Law and 'the right to die': Filling a reservoir with an eye-dropper
Parole chiave:Right to die, Death as a Taboo, Rights and Change of Ethos, Individualism, Choice
If we considered the assortment of cases that, mainly in America and Europe, raised along the years "right to die" claims, the task would frankly not turn out as the easiest: the collection would go from a PVS patient lying for years in a hospital ward to a person diagnosed with a fatal disease requesting a prescription for barbiturates, passing through a quadriplegic affected by a neurodegenerative syndrome, a cronic depressed, an inmate sentenced for having horribly raped and murdered a few women asking for euthanasia to avoid repeating his crimes once out of prison (practically, a self-inflicted death penalty), elderly spouses scared of loneliness if one outlived the other to the point of preferring to die together when they are still reasonably healthy, deaf-born twins resoluted to die together as they lived inseparably, minors dying of an incurable disease, a woman too bothered by the natural decay of body and mind to stand the old age. What would be the core, the intrinsic nature combining all these somehow extreme, though real, calls?

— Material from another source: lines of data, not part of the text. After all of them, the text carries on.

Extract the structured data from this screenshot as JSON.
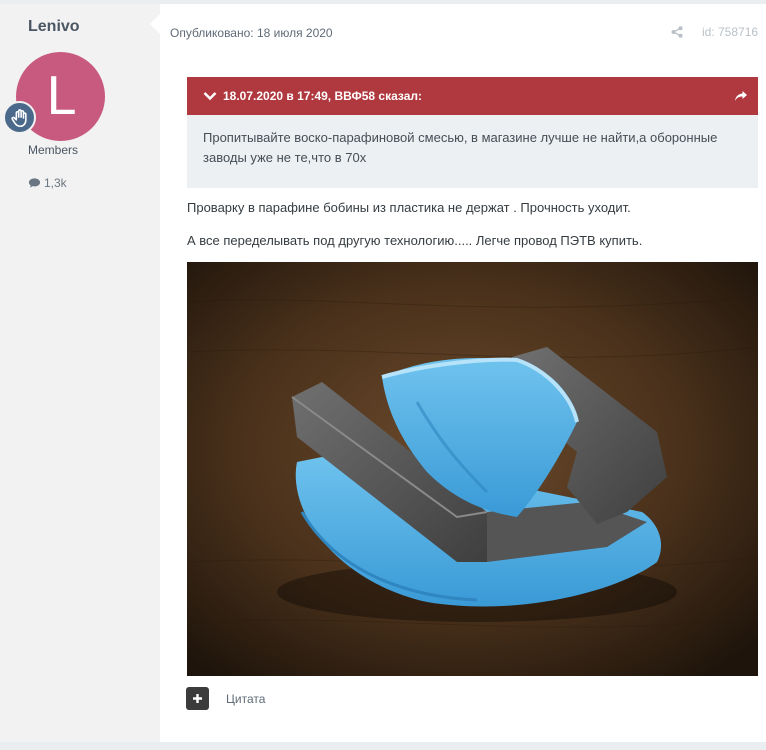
{
  "author": {
    "name": "Lenivo",
    "avatar_letter": "L",
    "avatar_color": "#c85a80",
    "badge_icon": "hand-icon",
    "group": "Members",
    "reputation": "1,3k"
  },
  "post": {
    "published": "Опубликовано: 18 июля 2020",
    "id_label": "id: 758716",
    "quote": {
      "header": "18.07.2020 в 17:49, ВВФ58 сказал:",
      "header_color": "#b0393f",
      "text": "Пропитывайте воско-парафиновой смесью, в магазине лучше не найти,а оборонные заводы уже не те,что в 70х"
    },
    "paragraphs": [
      "Проварку в парафине бобины из пластика не держат . Прочность уходит.",
      "А все переделывать под другую технологию..... Легче провод ПЭТВ купить."
    ],
    "quote_button": "Цитата"
  }
}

Our civilization is markedly determined to remove the idea of death, to obliterate it from every public forum. Death is erased – from our houses, from our discourses, from our life – and we do not have a common emotional and cultural vocabulary to cope with it. Eternity has moved back in the popular consciousness, while longevity has come to the fore. In "right to die" claims, then, law is asked to provide something for which it is fatally ill-equipped: to be a comfort to our mortality. Emptying the public, also the private impoverishes in lack of communal and political thinking. Law is asked to fill the void – which is a task as impracticable and inane as filling a reservoir with an eye-dropper.